It was hoped the battle would be the final offensive of the conflict. In late November, Task Force MacLean and the 7th Infantry Division were part of the US Army’s X Corps, under the command of Major General Edward M. Almond. They and other UN forces were steadily advancing along the eastern side of the Korean peninsula, toward the Yalu River, when on November 27 they were surprised by PVA forces.
The 30,000 UN troops, under the field command of Major General Oliver P. Smith, were surrounded by 120,000 Chinese soldiers ordered to destroy their units. The rough terrain and conditions made the fight difficult, and after 17 days the UN forces retreated down the Korean peninsula to the port of Hungnam and withdrew from North Korea, suffering heavy casualties.
While the Battle of Chosin Reservoir is portrayed by American historians as a US-led fight for survival against incredible odds, the perspective brought forth by The Battle at Lake Changjin tells a different story. It portrays a brave and fierce “volunteer” fighting force facing the US Army and its leader, General Douglas MacArthur.
Its official description reads:
“Set in the Second Phase Offensive of the Korean War, The Battle at Lake Changjin tells an epic historical tale: 71 years ago, the People’s Volunteer Army (PVA) entered North Korea for battle. Under extreme freezing conditions, the troops on the Eastern Front pursued with fearless spirit and iron will as they courageously fought the enemy at Lake Changjin (also known as Chosin Reservoir). The battle was a turning point in the Korean War, and demonstrated the courage and resolve of the PVA.”
The film stars Wu Jing, who is known for playing characters who embody China’s self-image as the world’s most benevolent nation, as well as English-speaking actors who have made careers out of playing the enemy in Chinese-language films.
The film is seen by many to be a form of Chinese propaganda. An article published in the New York Times called it a government-sponsored movie made to resonate with the viewing public at a time when relations between China and the US are strained.
It has also caused anger in South Korea, where it’s been called out for its historical inaccuracies. South Korean senior diplomat Ra Jong-yil, who fought in the Korean War, called it “nonsense” and “whitewashing” and accused it of changing the narrative of the conflict.

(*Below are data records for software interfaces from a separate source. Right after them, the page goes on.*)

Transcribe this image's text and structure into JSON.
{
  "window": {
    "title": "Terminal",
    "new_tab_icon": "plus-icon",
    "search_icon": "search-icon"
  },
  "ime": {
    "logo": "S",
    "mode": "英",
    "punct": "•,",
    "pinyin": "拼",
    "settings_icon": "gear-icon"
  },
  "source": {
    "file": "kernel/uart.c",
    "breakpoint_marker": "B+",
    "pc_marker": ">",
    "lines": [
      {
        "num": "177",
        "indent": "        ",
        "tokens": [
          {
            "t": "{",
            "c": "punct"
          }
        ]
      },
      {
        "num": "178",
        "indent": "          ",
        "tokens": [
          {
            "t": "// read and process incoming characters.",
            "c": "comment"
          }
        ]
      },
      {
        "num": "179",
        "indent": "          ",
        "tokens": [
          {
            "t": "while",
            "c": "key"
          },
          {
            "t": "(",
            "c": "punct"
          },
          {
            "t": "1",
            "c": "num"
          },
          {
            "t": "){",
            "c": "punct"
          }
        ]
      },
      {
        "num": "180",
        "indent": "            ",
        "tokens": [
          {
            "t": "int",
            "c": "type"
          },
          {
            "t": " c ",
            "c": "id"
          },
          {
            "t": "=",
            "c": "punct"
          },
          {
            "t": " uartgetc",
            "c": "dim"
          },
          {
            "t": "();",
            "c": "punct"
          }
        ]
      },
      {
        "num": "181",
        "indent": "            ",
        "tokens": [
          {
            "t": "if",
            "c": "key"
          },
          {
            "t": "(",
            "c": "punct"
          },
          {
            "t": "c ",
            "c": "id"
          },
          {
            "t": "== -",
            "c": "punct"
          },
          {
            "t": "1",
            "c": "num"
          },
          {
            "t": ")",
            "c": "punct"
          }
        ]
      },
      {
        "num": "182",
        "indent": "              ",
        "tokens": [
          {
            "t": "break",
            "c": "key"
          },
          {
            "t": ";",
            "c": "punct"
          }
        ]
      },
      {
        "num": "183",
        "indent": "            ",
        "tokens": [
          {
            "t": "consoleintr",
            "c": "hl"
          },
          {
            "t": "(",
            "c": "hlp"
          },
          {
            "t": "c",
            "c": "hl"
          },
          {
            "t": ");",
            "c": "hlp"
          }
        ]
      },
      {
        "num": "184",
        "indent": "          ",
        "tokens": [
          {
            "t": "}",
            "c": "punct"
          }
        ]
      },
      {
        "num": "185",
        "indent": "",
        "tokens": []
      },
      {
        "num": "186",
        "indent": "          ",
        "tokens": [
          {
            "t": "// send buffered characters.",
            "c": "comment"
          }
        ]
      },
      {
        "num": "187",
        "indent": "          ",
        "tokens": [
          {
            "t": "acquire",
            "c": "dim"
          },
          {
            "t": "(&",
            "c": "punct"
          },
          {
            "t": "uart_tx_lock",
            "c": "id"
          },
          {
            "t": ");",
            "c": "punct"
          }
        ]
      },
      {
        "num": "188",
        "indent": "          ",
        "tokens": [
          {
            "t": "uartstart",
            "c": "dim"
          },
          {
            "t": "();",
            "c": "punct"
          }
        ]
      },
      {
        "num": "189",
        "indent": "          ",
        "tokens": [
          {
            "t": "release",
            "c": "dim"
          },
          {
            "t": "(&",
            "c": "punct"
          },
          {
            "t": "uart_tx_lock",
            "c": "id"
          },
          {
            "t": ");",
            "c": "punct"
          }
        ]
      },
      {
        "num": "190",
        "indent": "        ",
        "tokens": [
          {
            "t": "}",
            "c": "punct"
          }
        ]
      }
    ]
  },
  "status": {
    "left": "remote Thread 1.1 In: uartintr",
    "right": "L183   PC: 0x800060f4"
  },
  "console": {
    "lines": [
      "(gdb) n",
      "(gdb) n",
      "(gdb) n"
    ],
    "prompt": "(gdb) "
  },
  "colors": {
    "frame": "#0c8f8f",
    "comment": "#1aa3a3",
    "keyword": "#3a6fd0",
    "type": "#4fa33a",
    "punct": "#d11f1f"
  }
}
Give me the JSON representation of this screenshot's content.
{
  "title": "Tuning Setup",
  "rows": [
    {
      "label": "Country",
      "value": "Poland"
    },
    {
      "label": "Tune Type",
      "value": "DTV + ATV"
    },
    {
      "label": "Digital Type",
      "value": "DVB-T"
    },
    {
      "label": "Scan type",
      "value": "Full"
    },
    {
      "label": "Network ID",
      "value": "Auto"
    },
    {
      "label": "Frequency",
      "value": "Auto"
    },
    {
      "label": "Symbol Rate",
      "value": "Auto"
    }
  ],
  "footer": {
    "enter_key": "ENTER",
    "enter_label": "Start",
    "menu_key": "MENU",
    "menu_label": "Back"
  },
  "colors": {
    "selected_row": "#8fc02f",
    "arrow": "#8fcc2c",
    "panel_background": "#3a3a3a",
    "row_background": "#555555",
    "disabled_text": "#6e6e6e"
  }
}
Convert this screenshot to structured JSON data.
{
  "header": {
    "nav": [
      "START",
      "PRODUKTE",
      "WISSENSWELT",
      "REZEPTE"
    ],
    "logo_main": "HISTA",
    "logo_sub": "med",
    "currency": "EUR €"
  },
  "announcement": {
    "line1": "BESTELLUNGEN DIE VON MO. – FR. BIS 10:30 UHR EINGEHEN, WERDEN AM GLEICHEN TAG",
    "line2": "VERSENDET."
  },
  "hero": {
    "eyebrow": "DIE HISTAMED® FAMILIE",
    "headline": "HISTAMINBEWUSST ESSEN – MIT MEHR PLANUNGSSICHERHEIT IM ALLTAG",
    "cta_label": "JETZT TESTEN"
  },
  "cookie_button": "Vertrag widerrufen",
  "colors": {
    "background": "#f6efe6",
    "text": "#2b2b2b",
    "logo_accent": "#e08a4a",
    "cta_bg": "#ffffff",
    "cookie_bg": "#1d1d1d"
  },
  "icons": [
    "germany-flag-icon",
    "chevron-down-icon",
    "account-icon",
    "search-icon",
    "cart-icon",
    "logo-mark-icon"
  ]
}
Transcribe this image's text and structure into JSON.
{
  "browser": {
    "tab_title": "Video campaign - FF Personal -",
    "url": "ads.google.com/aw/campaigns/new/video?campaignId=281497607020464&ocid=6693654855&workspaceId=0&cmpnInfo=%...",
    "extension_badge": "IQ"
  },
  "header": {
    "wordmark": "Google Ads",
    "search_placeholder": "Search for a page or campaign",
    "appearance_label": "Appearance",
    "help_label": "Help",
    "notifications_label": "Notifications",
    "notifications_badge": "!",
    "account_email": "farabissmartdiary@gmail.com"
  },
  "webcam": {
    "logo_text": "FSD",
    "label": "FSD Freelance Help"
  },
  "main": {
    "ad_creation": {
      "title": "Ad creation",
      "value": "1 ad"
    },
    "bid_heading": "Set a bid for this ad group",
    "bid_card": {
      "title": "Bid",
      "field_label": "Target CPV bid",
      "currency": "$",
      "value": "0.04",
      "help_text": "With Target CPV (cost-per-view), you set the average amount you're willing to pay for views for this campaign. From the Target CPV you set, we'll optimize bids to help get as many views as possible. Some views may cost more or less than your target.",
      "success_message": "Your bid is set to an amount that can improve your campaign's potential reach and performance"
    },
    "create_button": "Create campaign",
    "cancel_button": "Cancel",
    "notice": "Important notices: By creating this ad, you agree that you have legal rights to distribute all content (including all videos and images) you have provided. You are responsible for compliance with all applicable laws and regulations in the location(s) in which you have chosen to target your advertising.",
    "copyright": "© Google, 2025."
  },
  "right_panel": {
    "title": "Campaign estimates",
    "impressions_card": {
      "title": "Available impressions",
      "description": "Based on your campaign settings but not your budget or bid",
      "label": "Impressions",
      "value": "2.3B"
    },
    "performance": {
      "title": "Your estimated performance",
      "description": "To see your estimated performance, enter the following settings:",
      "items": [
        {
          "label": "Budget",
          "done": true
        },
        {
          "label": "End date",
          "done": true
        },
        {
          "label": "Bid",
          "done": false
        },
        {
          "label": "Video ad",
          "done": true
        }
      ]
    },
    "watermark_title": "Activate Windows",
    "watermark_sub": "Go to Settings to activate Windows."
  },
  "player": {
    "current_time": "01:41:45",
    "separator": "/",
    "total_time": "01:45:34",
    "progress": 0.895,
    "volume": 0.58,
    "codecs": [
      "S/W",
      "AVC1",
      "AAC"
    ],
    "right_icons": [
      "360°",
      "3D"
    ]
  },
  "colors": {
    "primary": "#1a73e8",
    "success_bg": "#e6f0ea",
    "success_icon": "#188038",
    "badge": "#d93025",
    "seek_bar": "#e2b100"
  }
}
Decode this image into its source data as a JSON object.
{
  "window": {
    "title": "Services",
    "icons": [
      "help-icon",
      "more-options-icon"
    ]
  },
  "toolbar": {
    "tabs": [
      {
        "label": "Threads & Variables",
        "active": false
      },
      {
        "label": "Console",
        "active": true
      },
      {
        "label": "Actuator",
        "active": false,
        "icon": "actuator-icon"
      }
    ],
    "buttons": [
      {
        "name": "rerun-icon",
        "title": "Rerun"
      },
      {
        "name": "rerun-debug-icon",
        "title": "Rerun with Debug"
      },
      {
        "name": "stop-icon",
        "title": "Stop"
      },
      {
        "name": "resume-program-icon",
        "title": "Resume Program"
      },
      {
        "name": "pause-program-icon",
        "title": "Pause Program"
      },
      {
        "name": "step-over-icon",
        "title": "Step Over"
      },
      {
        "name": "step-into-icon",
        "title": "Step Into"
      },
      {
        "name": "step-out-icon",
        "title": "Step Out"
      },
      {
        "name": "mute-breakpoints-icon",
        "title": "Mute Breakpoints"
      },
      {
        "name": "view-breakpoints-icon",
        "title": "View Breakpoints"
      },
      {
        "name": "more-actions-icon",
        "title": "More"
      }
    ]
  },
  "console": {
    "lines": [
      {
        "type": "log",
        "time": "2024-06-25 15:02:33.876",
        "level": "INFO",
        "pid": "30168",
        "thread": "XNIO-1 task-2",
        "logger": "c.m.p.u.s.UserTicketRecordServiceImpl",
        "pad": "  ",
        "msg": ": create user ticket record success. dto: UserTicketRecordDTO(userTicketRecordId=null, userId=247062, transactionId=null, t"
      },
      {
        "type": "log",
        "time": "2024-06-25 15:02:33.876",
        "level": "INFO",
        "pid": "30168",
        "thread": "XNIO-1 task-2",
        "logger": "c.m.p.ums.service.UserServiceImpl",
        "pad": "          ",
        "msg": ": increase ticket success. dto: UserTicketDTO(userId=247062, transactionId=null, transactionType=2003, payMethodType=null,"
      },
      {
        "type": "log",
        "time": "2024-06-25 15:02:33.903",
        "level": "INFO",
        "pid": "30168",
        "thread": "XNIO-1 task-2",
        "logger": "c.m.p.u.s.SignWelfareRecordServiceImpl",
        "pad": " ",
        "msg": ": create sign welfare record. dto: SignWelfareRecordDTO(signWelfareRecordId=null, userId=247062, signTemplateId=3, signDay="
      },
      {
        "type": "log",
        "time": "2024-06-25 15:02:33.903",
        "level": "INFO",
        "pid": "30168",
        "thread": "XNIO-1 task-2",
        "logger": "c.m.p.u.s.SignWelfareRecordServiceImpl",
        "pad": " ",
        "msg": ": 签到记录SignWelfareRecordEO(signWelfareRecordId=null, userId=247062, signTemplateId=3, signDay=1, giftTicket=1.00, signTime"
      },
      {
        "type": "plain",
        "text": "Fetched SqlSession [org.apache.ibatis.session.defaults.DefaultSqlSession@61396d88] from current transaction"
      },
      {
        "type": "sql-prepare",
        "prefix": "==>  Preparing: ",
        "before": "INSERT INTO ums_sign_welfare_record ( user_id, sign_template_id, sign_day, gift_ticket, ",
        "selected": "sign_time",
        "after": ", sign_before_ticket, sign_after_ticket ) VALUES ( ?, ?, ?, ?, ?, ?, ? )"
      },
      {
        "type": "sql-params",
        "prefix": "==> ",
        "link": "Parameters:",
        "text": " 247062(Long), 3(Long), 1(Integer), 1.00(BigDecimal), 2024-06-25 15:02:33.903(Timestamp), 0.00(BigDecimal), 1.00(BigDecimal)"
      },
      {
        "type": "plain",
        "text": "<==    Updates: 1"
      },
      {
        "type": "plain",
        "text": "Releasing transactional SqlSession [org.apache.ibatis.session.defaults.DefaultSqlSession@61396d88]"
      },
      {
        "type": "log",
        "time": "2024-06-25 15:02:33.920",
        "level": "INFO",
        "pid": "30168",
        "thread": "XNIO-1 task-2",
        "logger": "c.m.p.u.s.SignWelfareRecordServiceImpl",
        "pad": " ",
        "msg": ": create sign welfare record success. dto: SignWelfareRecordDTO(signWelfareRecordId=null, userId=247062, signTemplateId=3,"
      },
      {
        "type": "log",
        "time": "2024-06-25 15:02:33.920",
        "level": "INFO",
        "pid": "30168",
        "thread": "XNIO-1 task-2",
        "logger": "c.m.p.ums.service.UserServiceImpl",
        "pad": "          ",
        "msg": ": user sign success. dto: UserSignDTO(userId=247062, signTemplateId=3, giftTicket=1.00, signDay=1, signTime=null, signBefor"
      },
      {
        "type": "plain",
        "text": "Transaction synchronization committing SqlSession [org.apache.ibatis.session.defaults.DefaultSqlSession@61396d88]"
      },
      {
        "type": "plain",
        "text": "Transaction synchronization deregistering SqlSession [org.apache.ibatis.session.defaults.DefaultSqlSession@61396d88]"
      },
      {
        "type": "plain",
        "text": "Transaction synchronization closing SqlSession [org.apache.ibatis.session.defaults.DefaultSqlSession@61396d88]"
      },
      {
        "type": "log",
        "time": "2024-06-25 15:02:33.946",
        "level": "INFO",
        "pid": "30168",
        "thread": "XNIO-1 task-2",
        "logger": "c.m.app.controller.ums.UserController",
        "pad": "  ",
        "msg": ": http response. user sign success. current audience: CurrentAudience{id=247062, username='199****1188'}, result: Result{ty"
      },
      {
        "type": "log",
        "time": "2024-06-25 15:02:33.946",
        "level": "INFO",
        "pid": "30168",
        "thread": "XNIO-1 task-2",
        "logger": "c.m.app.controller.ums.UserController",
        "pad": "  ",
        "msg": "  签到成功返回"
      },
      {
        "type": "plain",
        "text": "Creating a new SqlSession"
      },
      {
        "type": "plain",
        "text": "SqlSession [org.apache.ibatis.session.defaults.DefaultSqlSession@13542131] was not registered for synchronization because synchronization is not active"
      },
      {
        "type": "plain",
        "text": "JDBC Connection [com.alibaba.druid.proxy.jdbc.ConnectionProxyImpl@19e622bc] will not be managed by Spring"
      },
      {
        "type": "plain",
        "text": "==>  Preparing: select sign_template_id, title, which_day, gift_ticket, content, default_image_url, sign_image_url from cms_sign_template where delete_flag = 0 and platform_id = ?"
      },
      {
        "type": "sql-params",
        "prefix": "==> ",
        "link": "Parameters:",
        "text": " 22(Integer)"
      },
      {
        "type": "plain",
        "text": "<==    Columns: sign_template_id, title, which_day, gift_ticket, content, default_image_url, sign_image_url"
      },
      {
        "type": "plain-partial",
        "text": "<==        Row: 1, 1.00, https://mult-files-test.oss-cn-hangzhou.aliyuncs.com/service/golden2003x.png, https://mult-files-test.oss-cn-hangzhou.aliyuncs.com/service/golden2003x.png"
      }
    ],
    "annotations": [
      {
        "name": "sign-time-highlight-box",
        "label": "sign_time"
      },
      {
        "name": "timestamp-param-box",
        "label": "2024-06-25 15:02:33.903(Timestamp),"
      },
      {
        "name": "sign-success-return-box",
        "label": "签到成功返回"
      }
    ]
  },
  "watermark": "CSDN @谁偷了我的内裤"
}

There is currently no word of a US release date for The Battle at Lake Changjin.